The Nuclear Weapon of Personal Development Practices

In yesterday’s post, I mentioned creating an identity as a method to improve your willpower. Building a failproof identity is not a frequently discussed topic in personal development circles.

Identity is an abstract concept. It’s hard to explain, understand, and discuss. Yet, it’s one of the most powerful of personal development practices.

Our environment has a massive impact on us. Yet, we can override the effects of our environment with our identity.

If identity is so powerful, why did I write only one post about it?

I think about identity often, but I wrote only one post about it. Even though I like that post, I wasn’t clear on the concept entirely. After yesterday’s post, I asked myself a few questions.

  • What is identity?
  • How do we build one to achieve our goals?

I came up with new answers to those questions, which satisfy me more. Nevertheless, I’m open to other ideas as well. If you have different answers to those questions, let me know in the comments.

What is Identity?

Identity is an abstract concept. We all have a vague idea of what it is, but we don’t know what it exactly is. To make use of this powerful concept, we need to have a precise definition. Here’s how I describe it.

Identity is the collection of all of our mental and physical programs.

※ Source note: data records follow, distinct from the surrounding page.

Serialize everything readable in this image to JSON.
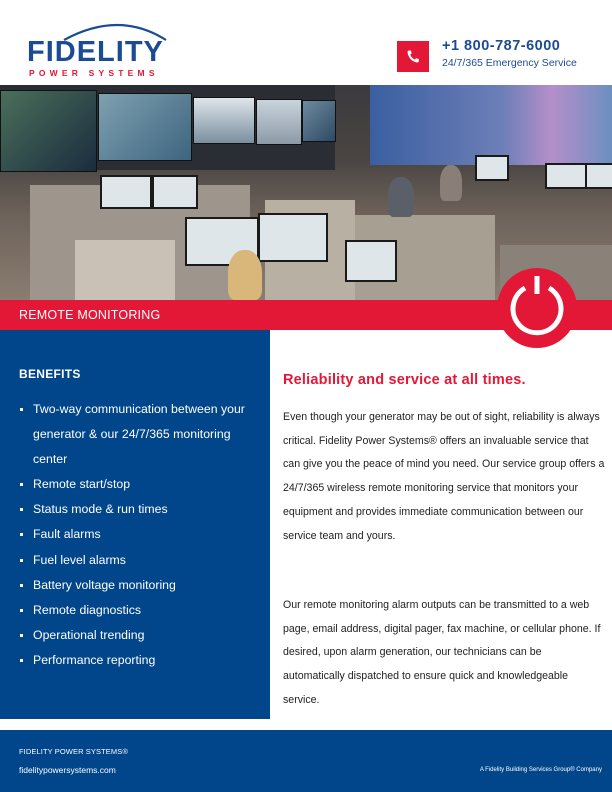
{
  "brand": {
    "name": "FIDELITY",
    "tagline": "POWER SYSTEMS",
    "primary_color": "#1c4b95",
    "accent_color": "#e31837",
    "panel_color": "#01468b"
  },
  "contact": {
    "icon": "phone-icon",
    "phone": "+1 800-787-6000",
    "service": "24/7/365 Emergency Service"
  },
  "hero": {
    "image": "monitoring-center-photo",
    "badge_icon": "power-icon"
  },
  "banner": {
    "title": "REMOTE MONITORING"
  },
  "benefits": {
    "title": "BENEFITS",
    "items": [
      "Two-way communication between your generator & our 24/7/365 monitoring center",
      "Remote start/stop",
      "Status mode &  run times",
      "Fault alarms",
      "Fuel level alarms",
      "Battery voltage monitoring",
      "Remote diagnostics",
      "Operational trending",
      "Performance reporting"
    ]
  },
  "main": {
    "headline": "Reliability and service at all times.",
    "paragraphs": [
      "Even though your generator may be out of sight, reliability is always critical. Fidelity Power Systems® offers an invaluable service that can give you the peace of mind you need. Our service group offers a 24/7/365 wireless remote monitoring  service that monitors your equipment and provides immediate communication between our service team and yours.",
      "Our remote monitoring  alarm outputs can be transmitted to a web page, email address, digital pager, fax machine, or cellular phone. If desired, upon alarm generation, our technicians can be automatically dispatched to ensure quick and knowledgeable service."
    ]
  },
  "footer": {
    "company": "FIDELITY POWER SYSTEMS®",
    "url": "fidelitypowersystems.com",
    "parent": "A Fidelity Building Services Group® Company"
  }
}
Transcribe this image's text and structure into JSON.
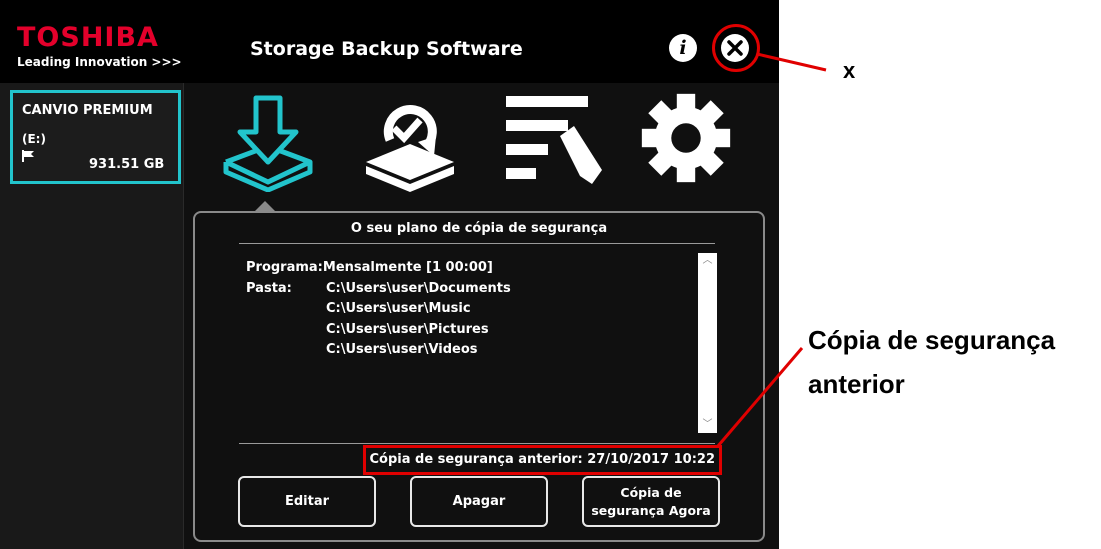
{
  "header": {
    "brand": "TOSHIBA",
    "tagline": "Leading Innovation >>>",
    "title": "Storage Backup Software",
    "info_label": "i"
  },
  "sidebar": {
    "drive": {
      "name": "CANVIO PREMIUM",
      "letter": "(E:)",
      "size": "931.51 GB"
    }
  },
  "nav": {
    "icons": [
      "backup-plan-icon",
      "restore-icon",
      "log-edit-icon",
      "settings-gear-icon"
    ],
    "selected": "backup-plan-icon",
    "accent_color": "#22c4cc"
  },
  "panel": {
    "title": "O seu plano de cópia de segurança",
    "schedule_label": "Programa:",
    "schedule_value": "Mensalmente [1 00:00]",
    "folder_label": "Pasta:",
    "folders": [
      "C:\\Users\\user\\Documents",
      "C:\\Users\\user\\Music",
      "C:\\Users\\user\\Pictures",
      "C:\\Users\\user\\Videos"
    ],
    "last_backup": "Cópia de segurança anterior: 27/10/2017 10:22"
  },
  "buttons": {
    "edit": "Editar",
    "delete": "Apagar",
    "backup_now": "Cópia de segurança Agora"
  },
  "annotations": {
    "close_label": "x",
    "last_backup_line1": "Cópia de segurança",
    "last_backup_line2": "anterior",
    "highlight_color": "#e00000"
  }
}
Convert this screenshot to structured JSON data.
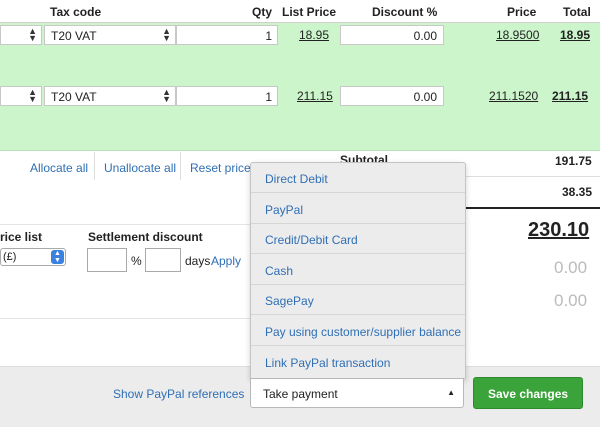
{
  "columns": {
    "tax_code": "Tax code",
    "qty": "Qty",
    "list_price": "List Price",
    "discount": "Discount %",
    "price": "Price",
    "total": "Total"
  },
  "lines": [
    {
      "tax_code": "T20 VAT",
      "qty": "1",
      "list_price": "18.95",
      "discount": "0.00",
      "price": "18.9500",
      "total": "18.95"
    },
    {
      "tax_code": "T20 VAT",
      "qty": "1",
      "list_price": "211.15",
      "discount": "0.00",
      "price": "211.1520",
      "total": "211.15"
    }
  ],
  "actions": {
    "allocate_all": "Allocate all",
    "unallocate_all": "Unallocate all",
    "reset_prices": "Reset prices"
  },
  "totals": {
    "subtotal_label": "Subtotal",
    "subtotal": "191.75",
    "vat": "38.35",
    "grand_total": "230.10",
    "paid": "0.00",
    "outstanding": "0.00"
  },
  "settlement": {
    "price_list_label": "rice list",
    "price_list_value": "(£)",
    "discount_label": "Settlement discount",
    "percent_symbol": "%",
    "days_label": "days",
    "apply_label": "Apply"
  },
  "footer": {
    "paypal_refs": "Show PayPal references",
    "take_payment": "Take payment",
    "save_changes": "Save changes"
  },
  "payment_menu": [
    "Direct Debit",
    "PayPal",
    "Credit/Debit Card",
    "Cash",
    "SagePay",
    "Pay using customer/supplier balance",
    "Link PayPal transaction"
  ],
  "colors": {
    "row_bg": "#ccf5cc",
    "link": "#2f6fb5",
    "save_bg": "#3aa33a"
  }
}
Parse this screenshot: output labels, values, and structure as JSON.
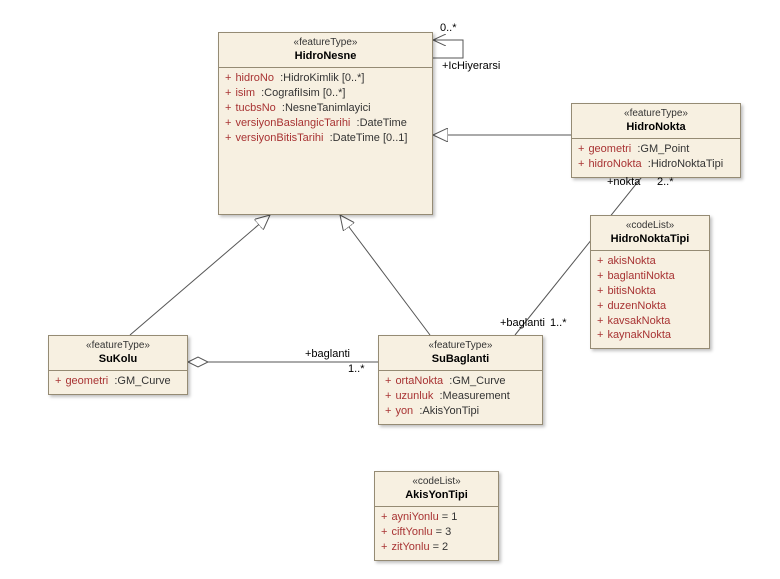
{
  "classes": {
    "hidroNesne": {
      "stereotype": "«featureType»",
      "name": "HidroNesne",
      "attrs": [
        {
          "name": "hidroNo",
          "type": ":HidroKimlik [0..*]"
        },
        {
          "name": "isim",
          "type": ":CografiIsim [0..*]"
        },
        {
          "name": "tucbsNo",
          "type": ":NesneTanimlayici"
        },
        {
          "name": "versiyonBaslangicTarihi",
          "type": ":DateTime"
        },
        {
          "name": "versiyonBitisTarihi",
          "type": ":DateTime [0..1]"
        }
      ]
    },
    "hidroNokta": {
      "stereotype": "«featureType»",
      "name": "HidroNokta",
      "attrs": [
        {
          "name": "geometri",
          "type": ":GM_Point"
        },
        {
          "name": "hidroNokta",
          "type": ":HidroNoktaTipi"
        }
      ]
    },
    "hidroNoktaTipi": {
      "stereotype": "«codeList»",
      "name": "HidroNoktaTipi",
      "enums": [
        {
          "name": "akisNokta"
        },
        {
          "name": "baglantiNokta"
        },
        {
          "name": "bitisNokta"
        },
        {
          "name": "duzenNokta"
        },
        {
          "name": "kavsakNokta"
        },
        {
          "name": "kaynakNokta"
        }
      ]
    },
    "suKolu": {
      "stereotype": "«featureType»",
      "name": "SuKolu",
      "attrs": [
        {
          "name": "geometri",
          "type": ":GM_Curve"
        }
      ]
    },
    "suBaglanti": {
      "stereotype": "«featureType»",
      "name": "SuBaglanti",
      "attrs": [
        {
          "name": "ortaNokta",
          "type": ":GM_Curve"
        },
        {
          "name": "uzunluk",
          "type": ":Measurement"
        },
        {
          "name": "yon",
          "type": ":AkisYonTipi"
        }
      ]
    },
    "akisYonTipi": {
      "stereotype": "«codeList»",
      "name": "AkisYonTipi",
      "enums": [
        {
          "name": "ayniYonlu",
          "value": "1"
        },
        {
          "name": "ciftYonlu",
          "value": "3"
        },
        {
          "name": "zitYonlu",
          "value": "2"
        }
      ]
    }
  },
  "labels": {
    "selfRole": "+IcHiyerarsi",
    "selfMult": "0..*",
    "baglantiRole": "+baglanti",
    "baglantiMult": "1..*",
    "baglantiRole2": "+baglanti",
    "baglantiMult2": "1..*",
    "noktaRole": "+nokta",
    "noktaMult": "2..*"
  },
  "chart_data": {
    "type": "table",
    "description": "UML class diagram",
    "classes": [
      {
        "name": "HidroNesne",
        "stereotype": "featureType",
        "attributes": [
          "hidroNo:HidroKimlik[0..*]",
          "isim:CografiIsim[0..*]",
          "tucbsNo:NesneTanimlayici",
          "versiyonBaslangicTarihi:DateTime",
          "versiyonBitisTarihi:DateTime[0..1]"
        ]
      },
      {
        "name": "HidroNokta",
        "stereotype": "featureType",
        "attributes": [
          "geometri:GM_Point",
          "hidroNokta:HidroNoktaTipi"
        ]
      },
      {
        "name": "HidroNoktaTipi",
        "stereotype": "codeList",
        "literals": [
          "akisNokta",
          "baglantiNokta",
          "bitisNokta",
          "duzenNokta",
          "kavsakNokta",
          "kaynakNokta"
        ]
      },
      {
        "name": "SuKolu",
        "stereotype": "featureType",
        "attributes": [
          "geometri:GM_Curve"
        ]
      },
      {
        "name": "SuBaglanti",
        "stereotype": "featureType",
        "attributes": [
          "ortaNokta:GM_Curve",
          "uzunluk:Measurement",
          "yon:AkisYonTipi"
        ]
      },
      {
        "name": "AkisYonTipi",
        "stereotype": "codeList",
        "literals": [
          "ayniYonlu=1",
          "ciftYonlu=3",
          "zitYonlu=2"
        ]
      }
    ],
    "relationships": [
      {
        "from": "HidroNokta",
        "to": "HidroNesne",
        "type": "generalization"
      },
      {
        "from": "SuKolu",
        "to": "HidroNesne",
        "type": "generalization"
      },
      {
        "from": "SuBaglanti",
        "to": "HidroNesne",
        "type": "generalization"
      },
      {
        "from": "HidroNesne",
        "to": "HidroNesne",
        "type": "association",
        "role": "+IcHiyerarsi",
        "mult": "0..*"
      },
      {
        "from": "SuKolu",
        "to": "SuBaglanti",
        "type": "aggregation",
        "role": "+baglanti",
        "mult": "1..*"
      },
      {
        "from": "SuBaglanti",
        "to": "HidroNokta",
        "type": "association",
        "role_a": "+baglanti 1..*",
        "role_b": "+nokta 2..*"
      }
    ]
  }
}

Mental and physical programs are tightly integrated with each other. Our mental programs have a significant impact on our physical programs and the other way around.

When we are talking about identity, we are talking about mental and physical programs. When we are talking about building a failproof identity, we are talking about creating failproof mental and physical programs.

That definition sounds more useful to me. I can use it in practice.

How Do I Build an Identity to Achieve My Goals?

With the definition above, building an identity is reduced to updating my programming. I already wrote a post about reprogramming ourselves. In this post, I’m going to focus on this topic in the context of building an identity.

A computer program is a set of instructions a computer has to execute. We can use the same definition for humans. Our programming determines our actions in any given situation. Our actions impact our results. Hence, our results depend on our programming.

Can We Rewrite Our Programming?

You might think that your identity is written in stone and you can’t change it anymore. If you believe in it, that will be your reality. That is what Carol Dweck calls the “fixed mindset” in her book Mindset. The alternative is the “growth mindset.”

If you have a fixed mindset, you can decide to replace it with a growth mindset.

How Do We Reprogram Ourselves?

Reprogramming ourselves isn’t as easy as reprogramming a computer. It takes a while to replace a particular program with another one in our minds. It takes a lot of repetition. It takes getting exposed to the same idea over and over. You need to take the same actions over and over.

Becoming a Fit Person

To illustrate my point, I’m going to give an example from my own experience. A year ago, I was skinny fat and in poor physical condition. Then, a gym opened a few blocks from my home. I decided to become fit.

In the beginning, it was exciting to work out in the gym. After a few months, the initial enthusiasm faded. Going to the gym became a dull part of my routine. But I kept going. It became a habit.

Not going to the gym would result in greater pain than going to the gym. Pain and pleasure are strong motivations.

My programming changed in those first few months. Going to the gym at set times, on set days became a part of my identity.

Watching motivational fitness videos on YouTube also helped me reprogram my mind. Read my post How I Picked Up the Gym Habit Again After a Decade for more on this topic.


Five months ago, I also started dieting. Being fit was already a part of my identity. So, dieting came easy.

I always enjoyed eating sweets and craved them. After a few months of dieting and tracking my weight, I realized what it took to lose a kilo of my body fat.

I know how much pain it takes to lose a kilo of my body fat.

When I go through the sweets aisle in the groceries store, I don’t crave them anymore. On the contrary, they remind me of the pain of losing fat.

Building an Identity Involves Learning Your Lessons at the Gut Level

Developing an identity means reprogramming your mind. Reprogramming your mind is learning a lesson on a deep level.

It’s getting a lesson, internalizing it, and acting it out on auto-pilot.

When a principle is your knee-jerk reaction to a situation, that means you have internalized it. For more on this topic, read my post Four Levels of Learning.

You know that you have changed your identity when not only your behavior has changed, but also your emotional responses have changed.

Seeing a cookie, craving it, but not eating it is one thing, not craving it at all and despising it is a whole another.


Building a failproof identity is one of the most powerful of personal development practices, if not the most powerful.

It’s difficult to grasp and to apply. In essence, it comes down to changing your programming on a deeper level.

It results in reacting to the same situations differently, not only with your actions but with your emotions as well. It involves a lot of learning and repetition.

A single blog post doesn’t do justice to a topic like establishing a failproof identity. I plan to go deeper into this topic with follow-up posts. Stay tuned for more on reprogramming yourself for success.